by Steve Haruch
This fall, Nashville Public Library becomes only the second institution in the nation to host a "StoryBooth," an outpost of StoryCorps, the award-winning national project that encourages Americans to listen to each other by sharing the stories of their lives in sound.
Select interviews gathered at StoryBooths—small freestanding recording studios placed in public spaces across the country—are broadcast on National Public Radio (NPR). The interviews also added to the StoryCorps archive at American Folklife Center (AFC) at the Library of Congress in Washington, D.C., building an oral history of America.
"We are thrilled to have been chosen as a StoryBooth location," said Donna Nicely, director of Nashville Public Library. "This project underscores our library's vision to preserve and share across generations the wisdom, culture and history of our community.
"Our city is rich with human stories that cross all cultural lines, from the brave stand of local students in the Civil Rights movement to the fascinating and colorful development of the music industry to the family stories of the people who live in our city today. Nashville is a great place to explore the fabric of America."
The Nashville StoryBooth will be located in the Nashville Room on the second floor of the downtown Main Library, 615 Church St., for one year. Interview slots are open to the public by reservation only beginning October 6, 2007. Reservations can be made by visiting storycorps.net. The library can assist those without computers in making reservations; visit any branch library or call 862-5800.

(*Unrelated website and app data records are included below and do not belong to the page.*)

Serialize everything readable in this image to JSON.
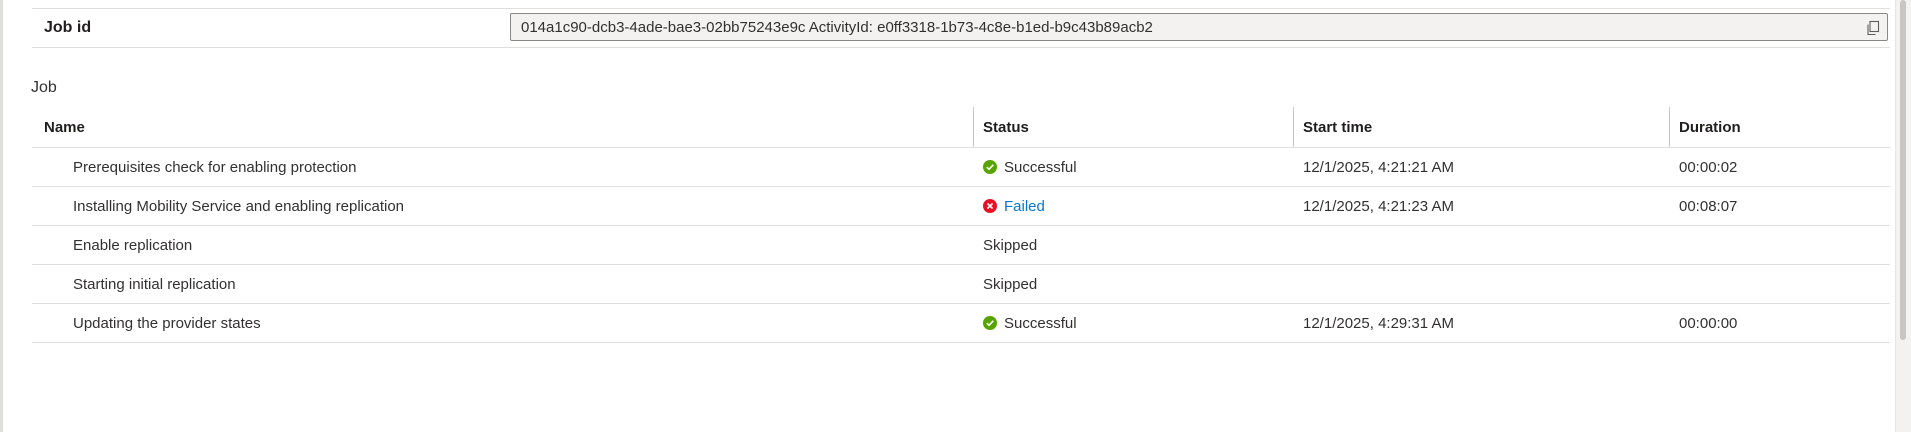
{
  "job_id": {
    "label": "Job id",
    "value": "014a1c90-dcb3-4ade-bae3-02bb75243e9c ActivityId: e0ff3318-1b73-4c8e-b1ed-b9c43b89acb2"
  },
  "section_title": "Job",
  "table": {
    "columns": [
      "Name",
      "Status",
      "Start time",
      "Duration"
    ],
    "rows": [
      {
        "name": "Prerequisites check for enabling protection",
        "status": "Successful",
        "status_icon": "success-icon",
        "start_time": "12/1/2025, 4:21:21 AM",
        "duration": "00:00:02"
      },
      {
        "name": "Installing Mobility Service and enabling replication",
        "status": "Failed",
        "status_icon": "error-icon",
        "start_time": "12/1/2025, 4:21:23 AM",
        "duration": "00:08:07"
      },
      {
        "name": "Enable replication",
        "status": "Skipped",
        "status_icon": "",
        "start_time": "",
        "duration": ""
      },
      {
        "name": "Starting initial replication",
        "status": "Skipped",
        "status_icon": "",
        "start_time": "",
        "duration": ""
      },
      {
        "name": "Updating the provider states",
        "status": "Successful",
        "status_icon": "success-icon",
        "start_time": "12/1/2025, 4:29:31 AM",
        "duration": "00:00:00"
      }
    ]
  },
  "colors": {
    "success": "#57a300",
    "error": "#e81123",
    "link": "#0078d4"
  }
}
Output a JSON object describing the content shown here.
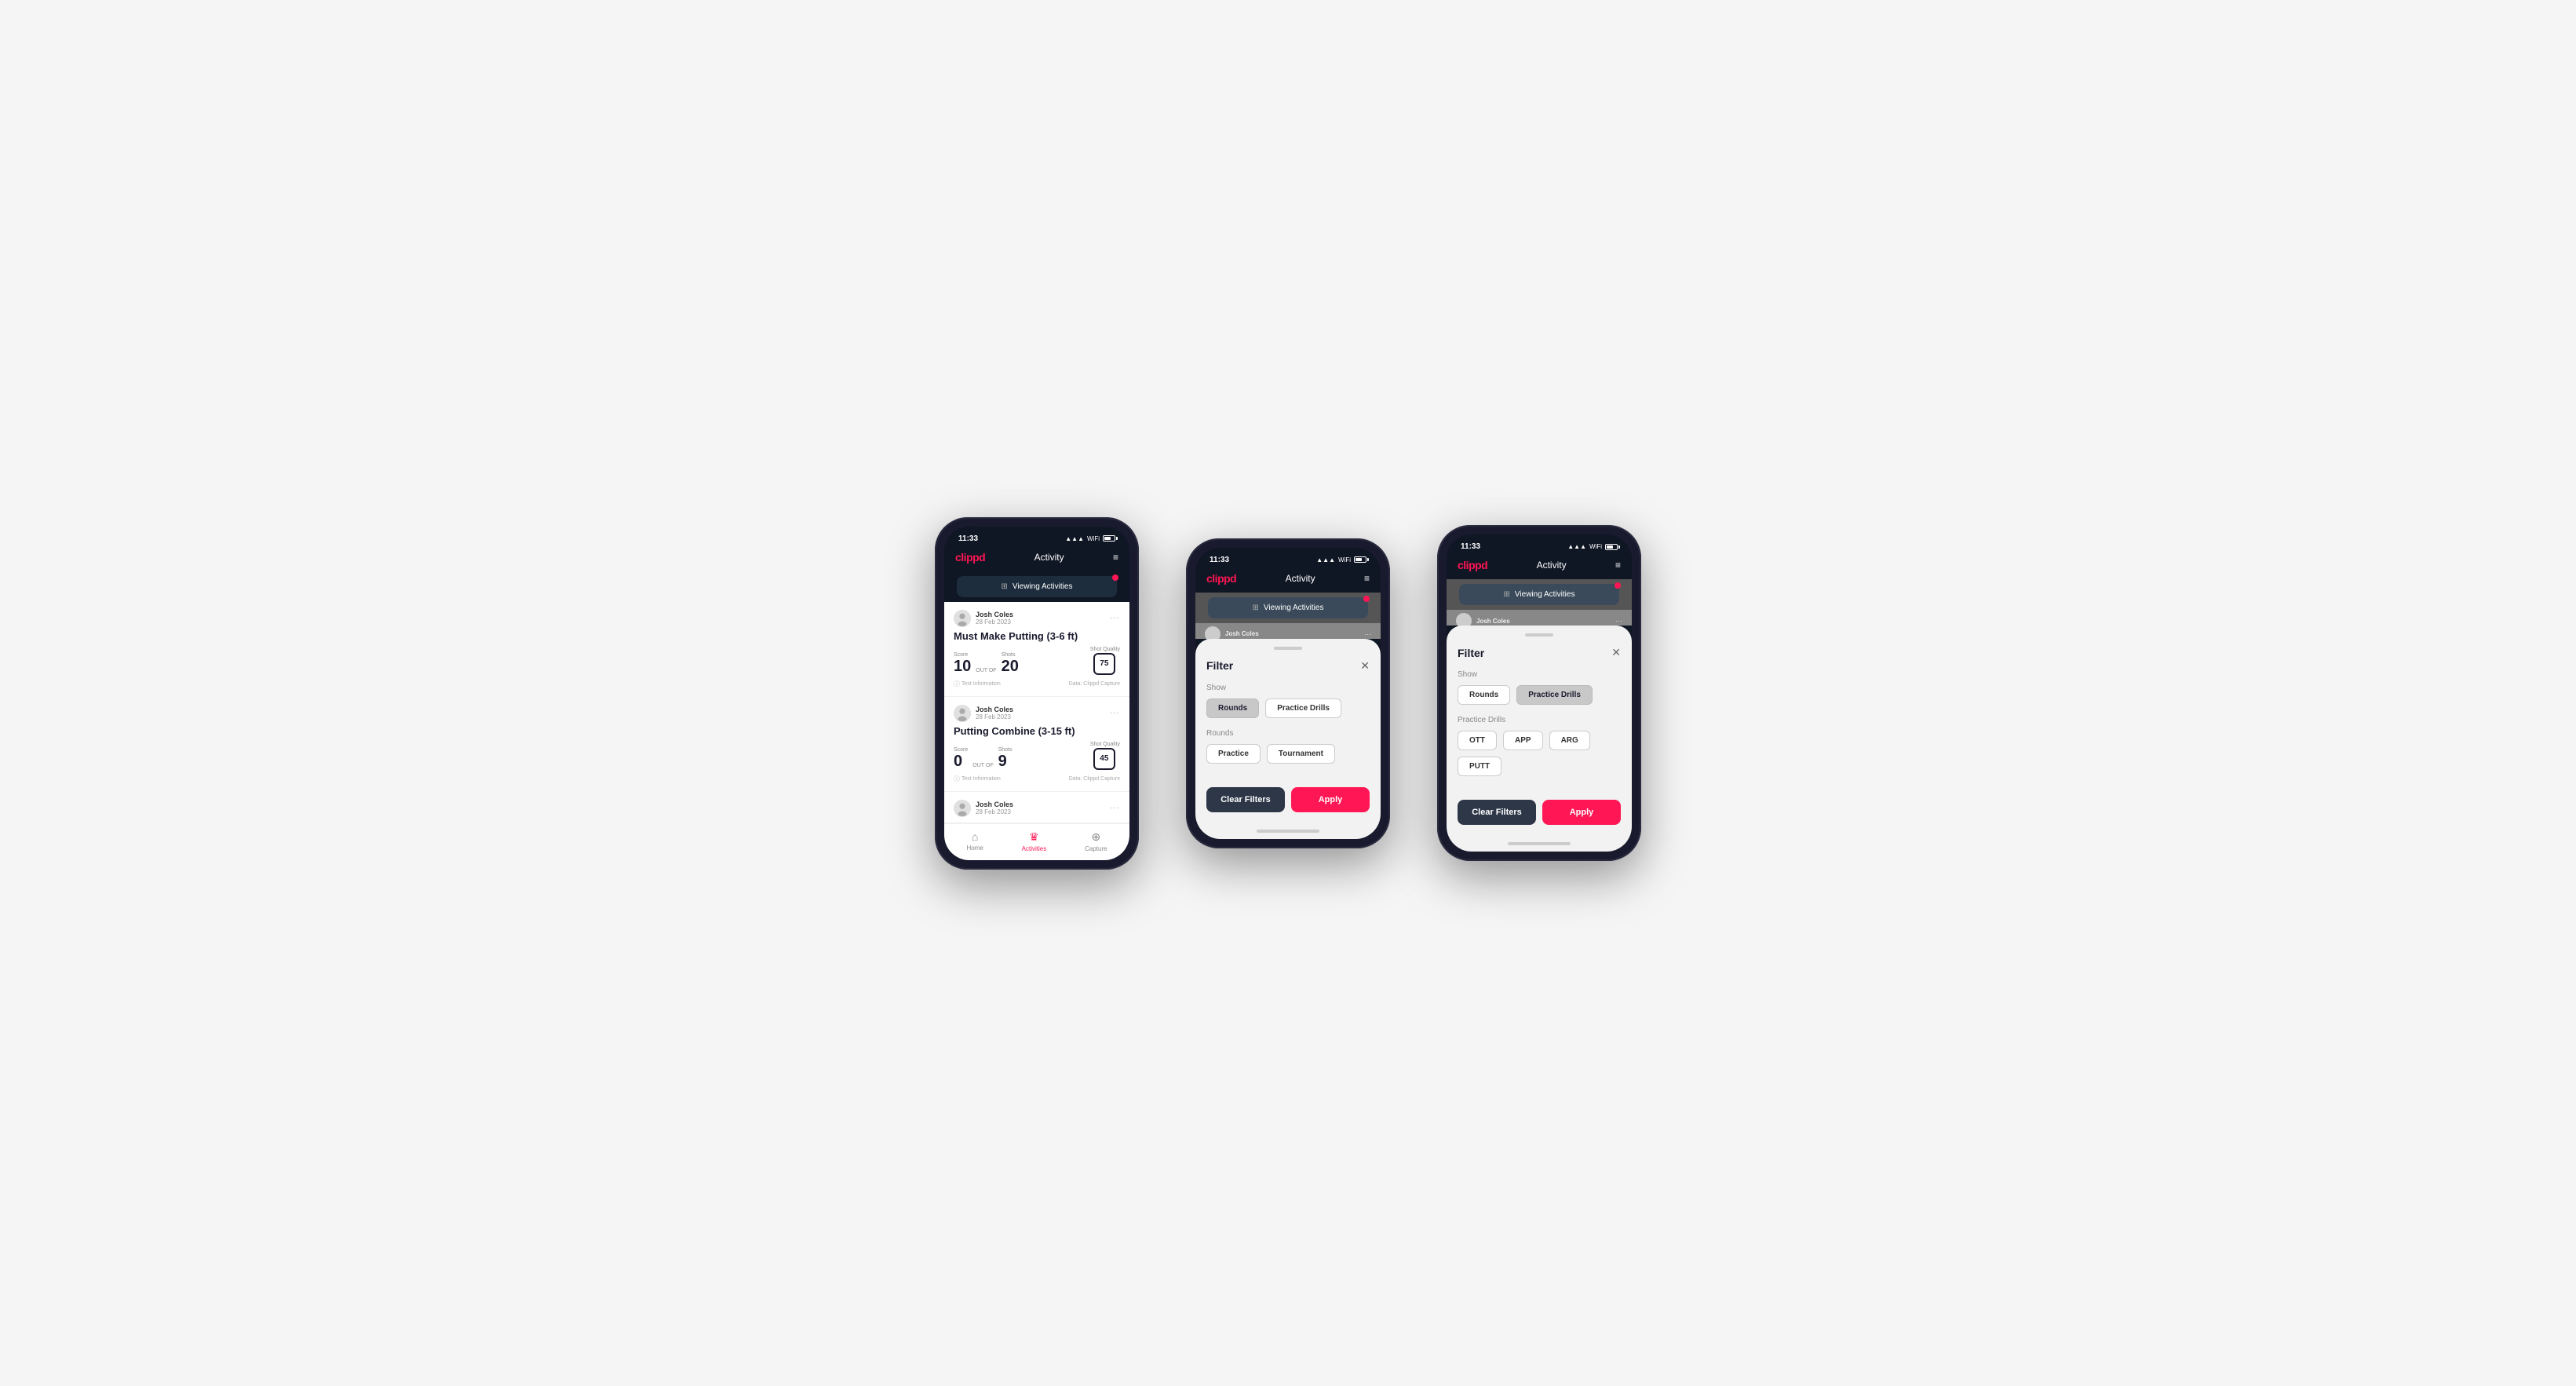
{
  "phones": [
    {
      "id": "phone1",
      "type": "activity-list",
      "status_bar": {
        "time": "11:33",
        "battery": "51"
      },
      "header": {
        "logo": "clippd",
        "title": "Activity",
        "menu_icon": "≡"
      },
      "viewing_bar": {
        "label": "Viewing Activities",
        "filter_icon": "⊞"
      },
      "activities": [
        {
          "user": "Josh Coles",
          "date": "28 Feb 2023",
          "title": "Must Make Putting (3-6 ft)",
          "score_label": "Score",
          "score": "10",
          "out_of_label": "OUT OF",
          "shots_label": "Shots",
          "shots": "20",
          "quality_label": "Shot Quality",
          "quality": "75",
          "test_info": "Test Information",
          "data_source": "Data: Clippd Capture"
        },
        {
          "user": "Josh Coles",
          "date": "28 Feb 2023",
          "title": "Putting Combine (3-15 ft)",
          "score_label": "Score",
          "score": "0",
          "out_of_label": "OUT OF",
          "shots_label": "Shots",
          "shots": "9",
          "quality_label": "Shot Quality",
          "quality": "45",
          "test_info": "Test Information",
          "data_source": "Data: Clippd Capture"
        },
        {
          "user": "Josh Coles",
          "date": "28 Feb 2023",
          "title": "",
          "score_label": "",
          "score": "",
          "out_of_label": "",
          "shots_label": "",
          "shots": "",
          "quality_label": "",
          "quality": "",
          "test_info": "",
          "data_source": ""
        }
      ],
      "bottom_nav": [
        {
          "icon": "🏠",
          "label": "Home",
          "active": false
        },
        {
          "icon": "♛",
          "label": "Activities",
          "active": true
        },
        {
          "icon": "⊕",
          "label": "Capture",
          "active": false
        }
      ]
    },
    {
      "id": "phone2",
      "type": "filter-rounds",
      "status_bar": {
        "time": "11:33",
        "battery": "51"
      },
      "header": {
        "logo": "clippd",
        "title": "Activity",
        "menu_icon": "≡"
      },
      "viewing_bar": {
        "label": "Viewing Activities"
      },
      "filter": {
        "title": "Filter",
        "close_icon": "✕",
        "show_label": "Show",
        "show_buttons": [
          {
            "label": "Rounds",
            "active": true
          },
          {
            "label": "Practice Drills",
            "active": false
          }
        ],
        "rounds_label": "Rounds",
        "rounds_buttons": [
          {
            "label": "Practice",
            "active": false
          },
          {
            "label": "Tournament",
            "active": false
          }
        ],
        "clear_label": "Clear Filters",
        "apply_label": "Apply"
      }
    },
    {
      "id": "phone3",
      "type": "filter-drills",
      "status_bar": {
        "time": "11:33",
        "battery": "51"
      },
      "header": {
        "logo": "clippd",
        "title": "Activity",
        "menu_icon": "≡"
      },
      "viewing_bar": {
        "label": "Viewing Activities"
      },
      "filter": {
        "title": "Filter",
        "close_icon": "✕",
        "show_label": "Show",
        "show_buttons": [
          {
            "label": "Rounds",
            "active": false
          },
          {
            "label": "Practice Drills",
            "active": true
          }
        ],
        "drills_label": "Practice Drills",
        "drills_buttons": [
          {
            "label": "OTT",
            "active": false
          },
          {
            "label": "APP",
            "active": false
          },
          {
            "label": "ARG",
            "active": false
          },
          {
            "label": "PUTT",
            "active": false
          }
        ],
        "clear_label": "Clear Filters",
        "apply_label": "Apply"
      }
    }
  ]
}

People participate in StoryCorps in pairs—often friends or loved ones—with one person interviewing the other. Any topic can be discussed, from funny family stories, memorable experiences and life lessons learned, to documenting participation in an historic time or event. A trained StoryCorps facilitator guides the participants through the interview process and handles the technical aspects of the broadcast-quality digital recording. At the end of the forty-minute session, the participants get a CD of their interview and—with their permission—a second copy is sent to the American Folklife Center at the Library of Congress where it becomes part of the nation's oral history archive.